I support the issuance of Auditing Standard No. 16 in the form that has been proposed. This standard is the culmination of a process that began more than two years ago on March 29, 2010 when the Public Company Accounting Oversight Board proposed a standard, Communications with Audit Committees. The Board’s concern at that time was to improve audits by enhancing the relevance and effectiveness of the communications between the auditor and the audit committee. The Board received 35 comment letters on that proposed standard, and also held a roundtable on the subject of auditor communications with audit committees and received additional comments from the Board’s Standing Advisory Group on the proposed standard. In addition, after the issuance of the proposed standard, the Board adopted new risk assessment standards and the U.S. Congress enacted the Dodd-Frank Act giving the Board jurisdiction over the audits of brokers and dealers registered with the Securities and Exchange Commission. Taking into account all of these things, the Board re-proposed the standard on December 20, 2011 and received an additional 39 comment letters. The result of this lengthy process is the standard which is before the Board today.
This standard retains many of the existing requirements for auditors to communicate certain matters to the audit committees who employ them. These requirements are included in AU sec. 380 and include matters such as communications concerning the company’s accounting policies, practices and estimates; the auditor’s evaluation of the quality of the company’s financial reporting; information relating to significant unusual transactions, including their business rationale and the auditor’s view of certain matters where management has consulted other auditors. The standard before us this morning enhances the existing rules by requiring such communications to be made to the audit committee before the audit report is issued. In addition, the standard adds new requirements, including communications about the overall audit strategy, information about specialized skills required in the audit, the use of the company’s internal audit function in the course of the audit, difficult or contentious matters with respect to which the auditor believed it was necessary to consult outside the audit team, the auditor’s evaluation of going concern issues, and any departures from the standard auditor’s report.

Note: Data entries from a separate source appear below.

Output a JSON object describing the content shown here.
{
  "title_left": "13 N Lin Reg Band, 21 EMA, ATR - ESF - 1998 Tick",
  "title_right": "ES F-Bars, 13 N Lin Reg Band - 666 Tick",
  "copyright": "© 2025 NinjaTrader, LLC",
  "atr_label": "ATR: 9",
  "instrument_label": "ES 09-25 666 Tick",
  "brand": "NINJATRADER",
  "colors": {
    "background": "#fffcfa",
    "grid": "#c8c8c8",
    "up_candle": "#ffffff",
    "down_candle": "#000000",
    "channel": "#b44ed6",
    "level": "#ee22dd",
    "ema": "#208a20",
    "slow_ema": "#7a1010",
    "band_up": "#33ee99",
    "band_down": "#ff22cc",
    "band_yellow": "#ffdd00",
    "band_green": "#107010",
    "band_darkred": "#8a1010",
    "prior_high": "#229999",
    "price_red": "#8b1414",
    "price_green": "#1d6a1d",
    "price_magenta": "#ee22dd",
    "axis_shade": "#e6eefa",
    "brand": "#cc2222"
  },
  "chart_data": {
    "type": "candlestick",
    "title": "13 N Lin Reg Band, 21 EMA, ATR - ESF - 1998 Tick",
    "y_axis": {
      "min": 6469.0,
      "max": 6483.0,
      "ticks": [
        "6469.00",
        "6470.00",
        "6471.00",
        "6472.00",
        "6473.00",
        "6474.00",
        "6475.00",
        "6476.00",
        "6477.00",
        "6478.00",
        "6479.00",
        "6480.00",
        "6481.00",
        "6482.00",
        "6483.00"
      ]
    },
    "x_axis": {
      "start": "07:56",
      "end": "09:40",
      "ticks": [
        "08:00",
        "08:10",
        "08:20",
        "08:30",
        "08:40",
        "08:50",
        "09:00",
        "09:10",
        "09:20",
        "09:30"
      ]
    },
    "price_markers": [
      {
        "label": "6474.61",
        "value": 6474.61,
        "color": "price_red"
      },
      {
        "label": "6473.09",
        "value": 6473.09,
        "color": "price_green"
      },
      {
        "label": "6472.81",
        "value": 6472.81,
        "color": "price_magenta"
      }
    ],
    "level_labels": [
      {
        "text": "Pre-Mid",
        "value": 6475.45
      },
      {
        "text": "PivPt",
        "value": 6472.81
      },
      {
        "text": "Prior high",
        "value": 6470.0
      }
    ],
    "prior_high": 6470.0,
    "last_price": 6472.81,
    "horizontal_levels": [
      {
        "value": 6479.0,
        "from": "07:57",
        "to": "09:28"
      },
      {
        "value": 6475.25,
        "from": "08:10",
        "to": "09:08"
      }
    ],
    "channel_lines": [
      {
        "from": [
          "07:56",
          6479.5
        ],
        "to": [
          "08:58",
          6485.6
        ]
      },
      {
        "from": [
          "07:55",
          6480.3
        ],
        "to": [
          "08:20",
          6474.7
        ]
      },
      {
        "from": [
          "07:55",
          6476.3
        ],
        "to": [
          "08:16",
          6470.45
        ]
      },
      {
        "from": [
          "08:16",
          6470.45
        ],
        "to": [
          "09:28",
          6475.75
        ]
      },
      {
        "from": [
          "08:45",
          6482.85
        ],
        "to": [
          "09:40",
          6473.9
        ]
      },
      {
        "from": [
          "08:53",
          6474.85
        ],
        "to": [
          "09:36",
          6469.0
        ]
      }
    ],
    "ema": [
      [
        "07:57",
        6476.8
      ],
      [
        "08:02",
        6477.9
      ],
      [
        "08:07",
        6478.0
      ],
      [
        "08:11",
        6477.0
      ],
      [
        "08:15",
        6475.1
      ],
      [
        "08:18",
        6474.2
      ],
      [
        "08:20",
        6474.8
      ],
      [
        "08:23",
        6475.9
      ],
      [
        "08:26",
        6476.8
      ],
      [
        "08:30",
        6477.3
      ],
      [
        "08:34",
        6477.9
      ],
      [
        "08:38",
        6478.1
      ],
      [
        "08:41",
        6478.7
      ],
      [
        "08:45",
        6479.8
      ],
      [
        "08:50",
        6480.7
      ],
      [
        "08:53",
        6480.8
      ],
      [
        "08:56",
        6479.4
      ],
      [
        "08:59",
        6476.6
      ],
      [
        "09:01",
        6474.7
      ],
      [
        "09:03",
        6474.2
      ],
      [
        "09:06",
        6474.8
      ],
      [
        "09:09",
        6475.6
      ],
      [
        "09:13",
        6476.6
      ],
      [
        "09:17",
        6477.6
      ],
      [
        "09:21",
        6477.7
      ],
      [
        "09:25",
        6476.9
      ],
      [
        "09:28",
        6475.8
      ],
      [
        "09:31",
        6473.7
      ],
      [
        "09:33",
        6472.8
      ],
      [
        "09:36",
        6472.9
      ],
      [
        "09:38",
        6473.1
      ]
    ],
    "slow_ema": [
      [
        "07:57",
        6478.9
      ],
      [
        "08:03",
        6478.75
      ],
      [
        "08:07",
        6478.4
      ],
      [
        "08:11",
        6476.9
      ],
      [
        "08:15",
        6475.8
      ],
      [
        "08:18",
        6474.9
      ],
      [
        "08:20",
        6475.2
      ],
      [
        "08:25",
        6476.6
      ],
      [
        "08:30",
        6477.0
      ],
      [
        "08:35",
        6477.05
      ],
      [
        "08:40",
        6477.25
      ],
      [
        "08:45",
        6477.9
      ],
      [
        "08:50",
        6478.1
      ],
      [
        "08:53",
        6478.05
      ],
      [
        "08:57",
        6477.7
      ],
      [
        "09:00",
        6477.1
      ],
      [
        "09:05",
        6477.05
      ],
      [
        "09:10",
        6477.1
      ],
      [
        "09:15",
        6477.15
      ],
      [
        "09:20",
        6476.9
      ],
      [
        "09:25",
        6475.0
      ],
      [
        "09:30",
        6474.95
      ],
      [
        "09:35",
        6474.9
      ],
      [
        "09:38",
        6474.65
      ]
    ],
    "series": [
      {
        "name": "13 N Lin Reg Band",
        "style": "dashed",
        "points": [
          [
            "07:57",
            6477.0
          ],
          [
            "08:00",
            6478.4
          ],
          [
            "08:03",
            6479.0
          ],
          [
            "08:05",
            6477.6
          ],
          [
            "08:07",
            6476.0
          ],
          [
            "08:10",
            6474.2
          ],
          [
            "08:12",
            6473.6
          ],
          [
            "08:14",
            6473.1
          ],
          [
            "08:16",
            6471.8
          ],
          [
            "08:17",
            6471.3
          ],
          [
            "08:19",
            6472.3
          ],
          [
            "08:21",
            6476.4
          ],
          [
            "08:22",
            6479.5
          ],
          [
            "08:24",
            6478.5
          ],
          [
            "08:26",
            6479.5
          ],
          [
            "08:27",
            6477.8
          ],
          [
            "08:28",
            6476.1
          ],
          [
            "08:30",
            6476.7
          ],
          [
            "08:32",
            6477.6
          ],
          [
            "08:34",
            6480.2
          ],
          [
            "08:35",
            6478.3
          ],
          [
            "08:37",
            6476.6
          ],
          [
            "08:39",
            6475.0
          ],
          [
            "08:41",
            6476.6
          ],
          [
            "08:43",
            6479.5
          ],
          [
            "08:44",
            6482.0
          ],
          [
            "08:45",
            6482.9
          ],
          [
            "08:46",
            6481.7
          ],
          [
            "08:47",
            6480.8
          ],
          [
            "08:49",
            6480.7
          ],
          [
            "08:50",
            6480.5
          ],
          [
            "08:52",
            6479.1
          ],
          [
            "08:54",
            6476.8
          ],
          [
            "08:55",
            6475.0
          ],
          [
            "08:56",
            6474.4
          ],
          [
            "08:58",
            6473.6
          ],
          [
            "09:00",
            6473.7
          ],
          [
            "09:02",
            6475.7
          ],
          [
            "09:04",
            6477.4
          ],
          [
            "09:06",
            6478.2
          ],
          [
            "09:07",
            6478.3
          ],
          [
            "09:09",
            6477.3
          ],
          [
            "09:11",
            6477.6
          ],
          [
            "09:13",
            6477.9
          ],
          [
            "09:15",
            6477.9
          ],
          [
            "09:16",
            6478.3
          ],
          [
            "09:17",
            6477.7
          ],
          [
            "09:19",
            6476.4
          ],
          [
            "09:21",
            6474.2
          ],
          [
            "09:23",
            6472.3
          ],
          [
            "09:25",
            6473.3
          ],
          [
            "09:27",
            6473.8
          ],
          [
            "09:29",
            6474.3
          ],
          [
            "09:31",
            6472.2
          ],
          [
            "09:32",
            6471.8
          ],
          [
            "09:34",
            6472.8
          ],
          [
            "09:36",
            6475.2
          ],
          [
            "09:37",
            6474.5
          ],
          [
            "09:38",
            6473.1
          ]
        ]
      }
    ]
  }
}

A fundamental point to keep in mind in considering this standard is that it does not require the auditor to do any additional audit work and additional audit costs should be minimal. All of the matters that the standard requires to be communicated to the audit committee should have been matters of focus for the auditor in conducting the audit under existing PCAOB auditing standards. These are matters on which the auditor should have focused in a PCAOB compliant audit. What the standard requires is communication to the audit committee by the auditor of certain matters that the Board believes are particularly important in understanding the audit and the audit risks that the company faces.
In adopting this standard, the Board is fully cognizant of the complex relationship between federal and state law and the intersecting jurisdiction of different legal regimes and regulatory bodies in the matter of corporate governance. State corporation laws and the legal precedents that have interpreted those laws generally determine the duties of boards of directors as the governing authorities of corporations. The federal securities laws, particularly as expressed in the Sarbanes-Oxley Act and as interpreted in the rules of the Securities and Exchange Commission, have required the creation and mandated the membership of audit committees of boards of directors for U.S. public companies. The rules of the Board, as well as certain rules of the SEC, have set forth the duties that auditors of U.S. public companies must perform in connection with audits of U.S. public companies including communications between auditors and audit committees of certain matters deemed particularly important by the Board.
Some commentators on the re-proposed standard have suggested that it should be left to audit committees to inquire about what they want to know about the audit and auditors should not be forced to give them information they may find superfluous. There are two answers to this question. The first is that the Board’s experience through its inspection and standard setting processes has convinced at least this Board member that the quality and experience of auditors and audit committees of U.S. public companies varies widely. Many skilled auditors already routinely communicate to their audit committee member clients all of the matters that this standard would require to be communicated. Some auditors, however, do not and some audit committee members do not have either the knowledge or experience to inquire on their own into these matters that the Board believes are critical components of the assessment of audit risk. By mandating communications about areas of critical audit risk by the auditor to the audit committee, the Board believes that all audit committees of U.S. public companies will be informed of these matters and that there will be a resulting improvement to audit quality.
The second answer is that audit committee members remain free to use or ignore the communicated information as they deem appropriate. Nothing in this standard limits the communications between auditors and audit committees. The standard sets minimum but not maximum standards for communications. If the communicated information is deemed irrelevant, it can be overlooked. If audit committees want additional or more detailed information about particular topics, their members remain free to ask their auditors any questions they believe would help them understand the audit and the finances of the companies they oversee. If there are areas not included in the required communications that audit committees believe would be informative to their work, they remain free to inquire of their auditors about those matters as well. In short, arguments that this standard somehow inhibits the free flow of information between auditors and audit committees are unpersuasive.
For all of these reasons, I support the adoption of the standard in the form presented to the Board.